▶ **Exercise brief**: All that is needed is every record, duplicated exactly.

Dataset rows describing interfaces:
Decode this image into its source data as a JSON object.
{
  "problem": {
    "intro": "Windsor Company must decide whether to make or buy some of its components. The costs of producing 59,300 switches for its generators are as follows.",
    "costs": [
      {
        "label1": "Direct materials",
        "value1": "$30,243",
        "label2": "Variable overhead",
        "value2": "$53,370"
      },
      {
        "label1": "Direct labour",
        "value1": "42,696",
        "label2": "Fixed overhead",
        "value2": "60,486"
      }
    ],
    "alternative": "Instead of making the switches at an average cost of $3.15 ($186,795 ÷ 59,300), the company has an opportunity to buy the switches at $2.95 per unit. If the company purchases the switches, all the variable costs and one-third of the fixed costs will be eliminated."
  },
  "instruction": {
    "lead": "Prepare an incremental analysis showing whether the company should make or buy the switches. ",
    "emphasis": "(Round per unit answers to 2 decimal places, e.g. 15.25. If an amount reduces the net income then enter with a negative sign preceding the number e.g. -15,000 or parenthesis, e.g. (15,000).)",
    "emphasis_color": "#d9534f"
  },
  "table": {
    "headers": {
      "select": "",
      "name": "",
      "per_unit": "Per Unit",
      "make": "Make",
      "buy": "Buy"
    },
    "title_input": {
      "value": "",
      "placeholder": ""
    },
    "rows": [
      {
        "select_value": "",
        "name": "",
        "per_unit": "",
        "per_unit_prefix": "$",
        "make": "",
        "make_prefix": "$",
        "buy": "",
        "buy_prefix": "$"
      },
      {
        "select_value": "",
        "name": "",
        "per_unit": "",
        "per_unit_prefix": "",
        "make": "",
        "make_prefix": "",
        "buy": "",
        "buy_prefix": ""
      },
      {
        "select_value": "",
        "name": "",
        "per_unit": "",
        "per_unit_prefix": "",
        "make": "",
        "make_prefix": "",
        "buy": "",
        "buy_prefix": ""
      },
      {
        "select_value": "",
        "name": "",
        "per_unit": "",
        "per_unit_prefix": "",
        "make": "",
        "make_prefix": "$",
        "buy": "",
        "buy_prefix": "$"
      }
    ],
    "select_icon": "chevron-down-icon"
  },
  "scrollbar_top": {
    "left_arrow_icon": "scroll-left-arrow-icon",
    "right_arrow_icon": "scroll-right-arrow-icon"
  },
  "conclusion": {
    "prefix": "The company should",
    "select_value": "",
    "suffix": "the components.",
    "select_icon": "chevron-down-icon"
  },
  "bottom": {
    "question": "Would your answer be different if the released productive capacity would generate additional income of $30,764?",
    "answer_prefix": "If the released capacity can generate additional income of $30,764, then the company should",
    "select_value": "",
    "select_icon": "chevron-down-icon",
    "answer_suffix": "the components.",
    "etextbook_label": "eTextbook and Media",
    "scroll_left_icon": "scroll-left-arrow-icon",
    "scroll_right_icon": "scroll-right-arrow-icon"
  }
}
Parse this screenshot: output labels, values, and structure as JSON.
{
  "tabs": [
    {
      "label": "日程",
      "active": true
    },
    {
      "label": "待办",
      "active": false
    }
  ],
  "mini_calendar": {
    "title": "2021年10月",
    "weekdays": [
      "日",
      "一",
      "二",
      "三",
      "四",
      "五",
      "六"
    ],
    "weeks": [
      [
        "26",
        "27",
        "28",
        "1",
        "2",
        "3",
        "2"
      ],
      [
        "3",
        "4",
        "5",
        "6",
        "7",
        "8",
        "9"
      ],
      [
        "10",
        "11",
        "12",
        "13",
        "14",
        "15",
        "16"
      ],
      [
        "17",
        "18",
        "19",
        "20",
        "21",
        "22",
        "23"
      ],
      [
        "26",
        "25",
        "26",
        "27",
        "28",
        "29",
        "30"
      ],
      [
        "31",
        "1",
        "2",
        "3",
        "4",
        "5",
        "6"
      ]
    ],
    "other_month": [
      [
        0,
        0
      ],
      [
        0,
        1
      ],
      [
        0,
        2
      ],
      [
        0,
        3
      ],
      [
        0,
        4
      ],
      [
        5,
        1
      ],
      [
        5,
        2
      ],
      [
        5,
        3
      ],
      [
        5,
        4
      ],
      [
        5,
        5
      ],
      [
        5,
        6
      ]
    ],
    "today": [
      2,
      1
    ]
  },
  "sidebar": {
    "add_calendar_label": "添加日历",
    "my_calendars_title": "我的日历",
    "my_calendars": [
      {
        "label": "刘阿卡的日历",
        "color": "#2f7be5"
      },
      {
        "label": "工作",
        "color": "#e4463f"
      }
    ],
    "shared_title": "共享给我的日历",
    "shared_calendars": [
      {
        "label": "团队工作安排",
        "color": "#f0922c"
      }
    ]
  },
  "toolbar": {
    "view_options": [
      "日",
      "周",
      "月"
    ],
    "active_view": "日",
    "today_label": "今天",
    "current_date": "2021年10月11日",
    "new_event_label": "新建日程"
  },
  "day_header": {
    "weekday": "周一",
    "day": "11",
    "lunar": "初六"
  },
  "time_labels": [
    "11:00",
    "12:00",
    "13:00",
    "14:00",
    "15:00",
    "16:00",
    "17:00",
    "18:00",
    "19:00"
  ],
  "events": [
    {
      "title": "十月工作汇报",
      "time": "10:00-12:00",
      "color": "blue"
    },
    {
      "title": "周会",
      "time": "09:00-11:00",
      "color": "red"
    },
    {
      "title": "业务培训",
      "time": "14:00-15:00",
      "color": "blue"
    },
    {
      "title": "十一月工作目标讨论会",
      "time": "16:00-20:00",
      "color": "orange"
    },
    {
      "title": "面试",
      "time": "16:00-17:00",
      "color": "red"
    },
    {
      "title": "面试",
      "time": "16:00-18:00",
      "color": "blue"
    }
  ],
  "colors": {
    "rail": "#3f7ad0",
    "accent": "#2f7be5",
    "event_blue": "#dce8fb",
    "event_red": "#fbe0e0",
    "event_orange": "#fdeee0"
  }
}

▶ **Exercise result**:
Decode this image into its source data as a JSON object.
{
  "problem": {
    "intro": "Windsor Company must decide whether to make or buy some of its components. The costs of producing 59,300 switches for its generators are as follows.",
    "costs": [
      {
        "label1": "Direct materials",
        "value1": "$30,243",
        "label2": "Variable overhead",
        "value2": "$53,370"
      },
      {
        "label1": "Direct labour",
        "value1": "42,696",
        "label2": "Fixed overhead",
        "value2": "60,486"
      }
    ],
    "alternative": "Instead of making the switches at an average cost of $3.15 ($186,795 ÷ 59,300), the company has an opportunity to buy the switches at $2.95 per unit. If the company purchases the switches, all the variable costs and one-third of the fixed costs will be eliminated."
  },
  "instruction": {
    "lead": "Prepare an incremental analysis showing whether the company should make or buy the switches. ",
    "emphasis": "(Round per unit answers to 2 decimal places, e.g. 15.25. If an amount reduces the net income then enter with a negative sign preceding the number e.g. -15,000 or parenthesis, e.g. (15,000).)",
    "emphasis_color": "#d9534f"
  },
  "table": {
    "headers": {
      "select": "",
      "name": "",
      "per_unit": "Per Unit",
      "make": "Make",
      "buy": "Buy"
    },
    "title_input": {
      "value": "",
      "placeholder": ""
    },
    "rows": [
      {
        "select_value": "",
        "name": "",
        "per_unit": "",
        "per_unit_prefix": "$",
        "make": "",
        "make_prefix": "$",
        "buy": "",
        "buy_prefix": "$"
      },
      {
        "select_value": "",
        "name": "",
        "per_unit": "",
        "per_unit_prefix": "",
        "make": "",
        "make_prefix": "",
        "buy": "",
        "buy_prefix": ""
      },
      {
        "select_value": "",
        "name": "",
        "per_unit": "",
        "per_unit_prefix": "",
        "make": "",
        "make_prefix": "",
        "buy": "",
        "buy_prefix": ""
      },
      {
        "select_value": "",
        "name": "",
        "per_unit": "",
        "per_unit_prefix": "",
        "make": "",
        "make_prefix": "$",
        "buy": "",
        "buy_prefix": "$"
      }
    ],
    "select_icon": "chevron-down-icon"
  },
  "scrollbar_top": {
    "left_arrow_icon": "scroll-left-arrow-icon",
    "right_arrow_icon": "scroll-right-arrow-icon"
  },
  "conclusion": {
    "prefix": "The company should",
    "select_value": "",
    "suffix": "the components.",
    "select_icon": "chevron-down-icon"
  },
  "bottom": {
    "question": "Would your answer be different if the released productive capacity would generate additional income of $30,764?",
    "answer_prefix": "If the released capacity can generate additional income of $30,764, then the company should",
    "select_value": "",
    "select_icon": "chevron-down-icon",
    "answer_suffix": "the components.",
    "etextbook_label": "eTextbook and Media",
    "scroll_left_icon": "scroll-left-arrow-icon",
    "scroll_right_icon": "scroll-right-arrow-icon"
  }
}
Parse this screenshot: output labels, values, and structure as JSON.
{
  "tabs": [
    {
      "label": "日程",
      "active": true
    },
    {
      "label": "待办",
      "active": false
    }
  ],
  "mini_calendar": {
    "title": "2021年10月",
    "weekdays": [
      "日",
      "一",
      "二",
      "三",
      "四",
      "五",
      "六"
    ],
    "weeks": [
      [
        "26",
        "27",
        "28",
        "1",
        "2",
        "3",
        "2"
      ],
      [
        "3",
        "4",
        "5",
        "6",
        "7",
        "8",
        "9"
      ],
      [
        "10",
        "11",
        "12",
        "13",
        "14",
        "15",
        "16"
      ],
      [
        "17",
        "18",
        "19",
        "20",
        "21",
        "22",
        "23"
      ],
      [
        "26",
        "25",
        "26",
        "27",
        "28",
        "29",
        "30"
      ],
      [
        "31",
        "1",
        "2",
        "3",
        "4",
        "5",
        "6"
      ]
    ],
    "other_month": [
      [
        0,
        0
      ],
      [
        0,
        1
      ],
      [
        0,
        2
      ],
      [
        0,
        3
      ],
      [
        0,
        4
      ],
      [
        5,
        1
      ],
      [
        5,
        2
      ],
      [
        5,
        3
      ],
      [
        5,
        4
      ],
      [
        5,
        5
      ],
      [
        5,
        6
      ]
    ],
    "today": [
      2,
      1
    ]
  },
  "sidebar": {
    "add_calendar_label": "添加日历",
    "my_calendars_title": "我的日历",
    "my_calendars": [
      {
        "label": "刘阿卡的日历",
        "color": "#2f7be5"
      },
      {
        "label": "工作",
        "color": "#e4463f"
      }
    ],
    "shared_title": "共享给我的日历",
    "shared_calendars": [
      {
        "label": "团队工作安排",
        "color": "#f0922c"
      }
    ]
  },
  "toolbar": {
    "view_options": [
      "日",
      "周",
      "月"
    ],
    "active_view": "日",
    "today_label": "今天",
    "current_date": "2021年10月11日",
    "new_event_label": "新建日程"
  },
  "day_header": {
    "weekday": "周一",
    "day": "11",
    "lunar": "初六"
  },
  "time_labels": [
    "11:00",
    "12:00",
    "13:00",
    "14:00",
    "15:00",
    "16:00",
    "17:00",
    "18:00",
    "19:00"
  ],
  "events": [
    {
      "title": "十月工作汇报",
      "time": "10:00-12:00",
      "color": "blue"
    },
    {
      "title": "周会",
      "time": "09:00-11:00",
      "color": "red"
    },
    {
      "title": "业务培训",
      "time": "14:00-15:00",
      "color": "blue"
    },
    {
      "title": "十一月工作目标讨论会",
      "time": "16:00-20:00",
      "color": "orange"
    },
    {
      "title": "面试",
      "time": "16:00-17:00",
      "color": "red"
    },
    {
      "title": "面试",
      "time": "16:00-18:00",
      "color": "blue"
    }
  ],
  "colors": {
    "rail": "#3f7ad0",
    "accent": "#2f7be5",
    "event_blue": "#dce8fb",
    "event_red": "#fbe0e0",
    "event_orange": "#fdeee0"
  }
}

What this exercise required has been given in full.